Heh. Jeb Corliss, who tried to jump off the Empire State Building in April, was in court yesterday, asking that the charges be dropped. Corliss, a "renowned daredevil," wore a fatsuit to hide his parachute and video camera when he rode the elevator up to the 86th floor. There, he changed and tried to jump off the side, freaking out tourists. Security was able to restrain him because someone called in a tip and alerted them!

The city charged Corliss with reckless endangerment, but his lawyer, Mark Jay Heller, presented an interesting defense. The NY Times reports:

The lawyer, Mark Jay Heller, argued that what his client did was analogous to the case of a New York judge who tried to commit suicide by lying in front of his oven with the gas running. The judge’s conviction for showing depraved indifference to the lives of his neighbors was reduced to a lesser charge in July. The state’s highest court ruled that he acted out of depression, not moral deficiency.

Mr. Heller said that his client, Mr. Corliss, had made more than 1,000 jumps around the world, without hurting anyone. Besides, the lawyer said, there is no law against jumping off a building in New York State.

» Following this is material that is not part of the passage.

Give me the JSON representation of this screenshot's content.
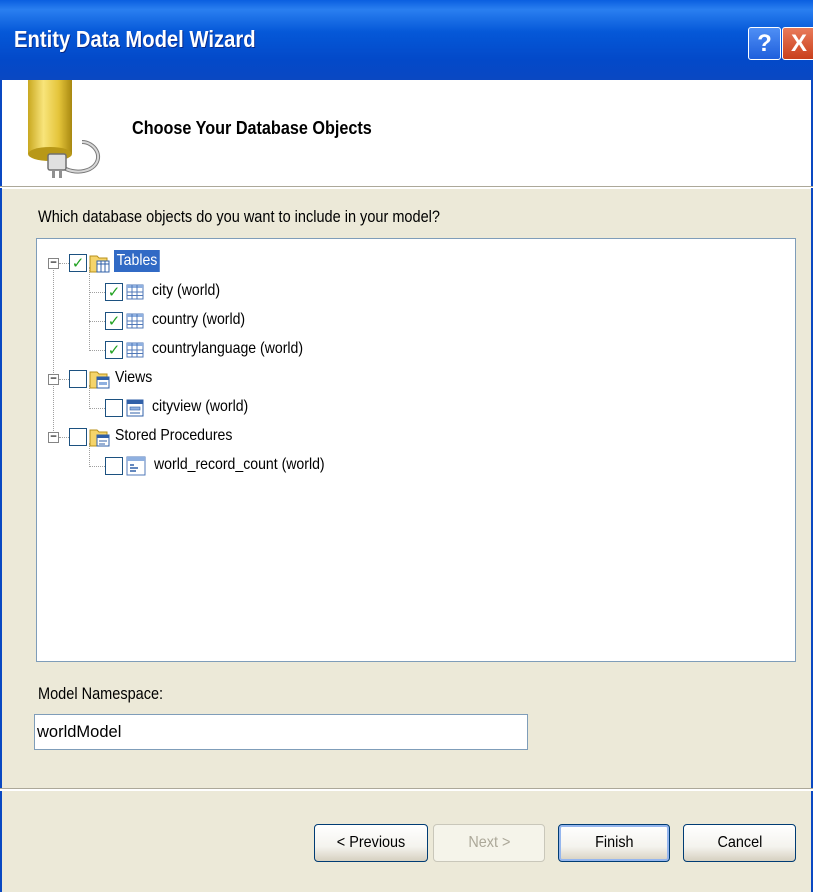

Further, the lawyer said that the officer were the one who showed "depraved indifference" because they handcuffed him while he was wearing a parachute: “If the parachute opens, the thrust of it would separate him from his limbs."

The judge, Michael Ambrecht, found Heller's argument "very persuasive" and will make a decision in December. Corliss said, "I live in a country whose motto is 'Land of the free.' I don't feel very free here."